Agriculture Hopes to Hear Support for Safety Net

President's State of the Union will be closely watched in farm country.

Published on: Jan 24, 2012

President Obama's State of the Union address Tuesday will likely be as much about what Obama hopes to achieve in the next four years if re-elected as about the last four.
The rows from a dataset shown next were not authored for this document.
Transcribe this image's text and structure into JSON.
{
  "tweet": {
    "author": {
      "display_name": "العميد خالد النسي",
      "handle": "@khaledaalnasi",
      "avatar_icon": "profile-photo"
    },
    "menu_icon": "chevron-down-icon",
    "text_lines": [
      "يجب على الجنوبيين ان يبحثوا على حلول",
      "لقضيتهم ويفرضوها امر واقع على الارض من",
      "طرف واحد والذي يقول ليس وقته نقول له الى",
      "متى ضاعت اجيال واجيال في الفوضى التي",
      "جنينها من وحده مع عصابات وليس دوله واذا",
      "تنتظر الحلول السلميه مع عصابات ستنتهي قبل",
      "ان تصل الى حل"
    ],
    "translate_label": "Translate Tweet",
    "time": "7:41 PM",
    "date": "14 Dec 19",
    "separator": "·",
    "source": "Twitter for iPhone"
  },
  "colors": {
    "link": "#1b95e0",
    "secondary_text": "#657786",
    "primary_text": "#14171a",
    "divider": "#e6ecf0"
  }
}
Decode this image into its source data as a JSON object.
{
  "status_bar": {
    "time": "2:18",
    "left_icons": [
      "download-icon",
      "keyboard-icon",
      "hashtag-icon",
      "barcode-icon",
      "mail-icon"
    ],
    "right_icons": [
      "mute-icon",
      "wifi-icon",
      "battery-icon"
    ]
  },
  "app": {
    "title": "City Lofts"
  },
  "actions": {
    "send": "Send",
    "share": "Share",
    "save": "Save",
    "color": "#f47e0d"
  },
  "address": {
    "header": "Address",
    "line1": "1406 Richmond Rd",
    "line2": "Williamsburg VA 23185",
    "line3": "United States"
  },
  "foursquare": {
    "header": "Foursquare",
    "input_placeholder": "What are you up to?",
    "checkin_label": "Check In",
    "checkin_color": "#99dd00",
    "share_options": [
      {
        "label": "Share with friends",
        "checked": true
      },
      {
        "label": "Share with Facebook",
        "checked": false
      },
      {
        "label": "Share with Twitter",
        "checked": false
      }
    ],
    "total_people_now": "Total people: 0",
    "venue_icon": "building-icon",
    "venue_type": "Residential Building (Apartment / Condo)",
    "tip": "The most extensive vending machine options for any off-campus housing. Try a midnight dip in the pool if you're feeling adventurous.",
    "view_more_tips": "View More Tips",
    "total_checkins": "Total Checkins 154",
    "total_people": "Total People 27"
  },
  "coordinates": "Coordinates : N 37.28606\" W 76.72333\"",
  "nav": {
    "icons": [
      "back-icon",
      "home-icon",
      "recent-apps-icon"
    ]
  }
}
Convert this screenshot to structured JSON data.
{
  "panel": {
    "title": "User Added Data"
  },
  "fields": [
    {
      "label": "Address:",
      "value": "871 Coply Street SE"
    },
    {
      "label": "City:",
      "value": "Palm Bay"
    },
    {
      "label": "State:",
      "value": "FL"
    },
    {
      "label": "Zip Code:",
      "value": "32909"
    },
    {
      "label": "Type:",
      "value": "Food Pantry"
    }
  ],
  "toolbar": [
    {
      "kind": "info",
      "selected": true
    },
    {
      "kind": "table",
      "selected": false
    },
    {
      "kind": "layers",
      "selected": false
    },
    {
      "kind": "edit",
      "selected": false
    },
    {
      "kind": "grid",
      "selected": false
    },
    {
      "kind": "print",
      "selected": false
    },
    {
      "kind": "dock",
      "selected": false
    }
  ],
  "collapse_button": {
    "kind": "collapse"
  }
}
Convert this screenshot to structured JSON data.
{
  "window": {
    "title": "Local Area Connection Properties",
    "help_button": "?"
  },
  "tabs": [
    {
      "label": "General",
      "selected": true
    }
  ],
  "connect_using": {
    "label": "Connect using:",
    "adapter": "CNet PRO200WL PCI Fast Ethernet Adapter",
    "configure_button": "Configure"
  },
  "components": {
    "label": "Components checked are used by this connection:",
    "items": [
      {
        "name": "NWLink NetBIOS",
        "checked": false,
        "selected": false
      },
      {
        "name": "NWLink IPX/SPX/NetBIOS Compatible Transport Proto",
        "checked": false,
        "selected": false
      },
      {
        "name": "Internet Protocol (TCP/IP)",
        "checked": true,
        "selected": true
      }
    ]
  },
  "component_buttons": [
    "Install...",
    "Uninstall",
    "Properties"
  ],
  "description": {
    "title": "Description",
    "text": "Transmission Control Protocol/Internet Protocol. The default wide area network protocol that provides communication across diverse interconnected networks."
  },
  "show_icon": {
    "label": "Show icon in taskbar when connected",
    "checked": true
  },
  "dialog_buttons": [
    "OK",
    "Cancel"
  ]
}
American Farm Bureau Federation Executive Director Mark Maslyn says front and center for agriculture as the President prepares to make his State of the Union Address is a sound farm safety net.

"Given the limited resources of the Federal Government, what is the proper way to spend a dollar in building a safety net," Maslyn said. "We think that the appropriate role for the Federal Government is to be there in those instances where you have a severe catastrophic or deep loss that shakes the fundamental structure of the farm business as opposed to just a small downturn in revenue."

Maslyn calls that the fundamental role of U.S. farm policy, to have a safety net that works not in good or even poor times, but in rare catastrophic times, the kind of deep loss coverage AFBF delegates endorsed at their recent annual conference.

Maslyn says if one of Washington's goals is to stimulate the economy, then easing back on the regulatory throttle ought to be an Obama Administration priority.

"We saw the President last year in his State of the Union address, specifically reference, the regulatory agenda and what he was doing to try to minimize it," Maslyn said. "Frankly we have not seen that; it has been a very aggressive regulatory agenda aimed at agriculture and this seems to be continuing."

Whether it's the XL Pipeline permit, water or climate change regulations or those affecting foreign guest workers, Maslyn says it's time to put politics aside and focus on real solutions . That may be tough in a highly-charged election year where deficit-reduction politics is so closely tied up with tax policy and extending key tax breaks, the estate and capital gains breaks and those for biofuels, wind and research.

"Last year was a very political year and this year is only going to get more political as we head toward the election," Maslyn said. "More and more people talk about a lame duck session and a lot of these difficult issues, including the farm bill, and deficit reduction and the debate on taxes being postponed until after the November '12 elections."

Maslyn says the large tax issues for ag can only be addressed if the Congress and White House work together, something they were hardly able to do last year.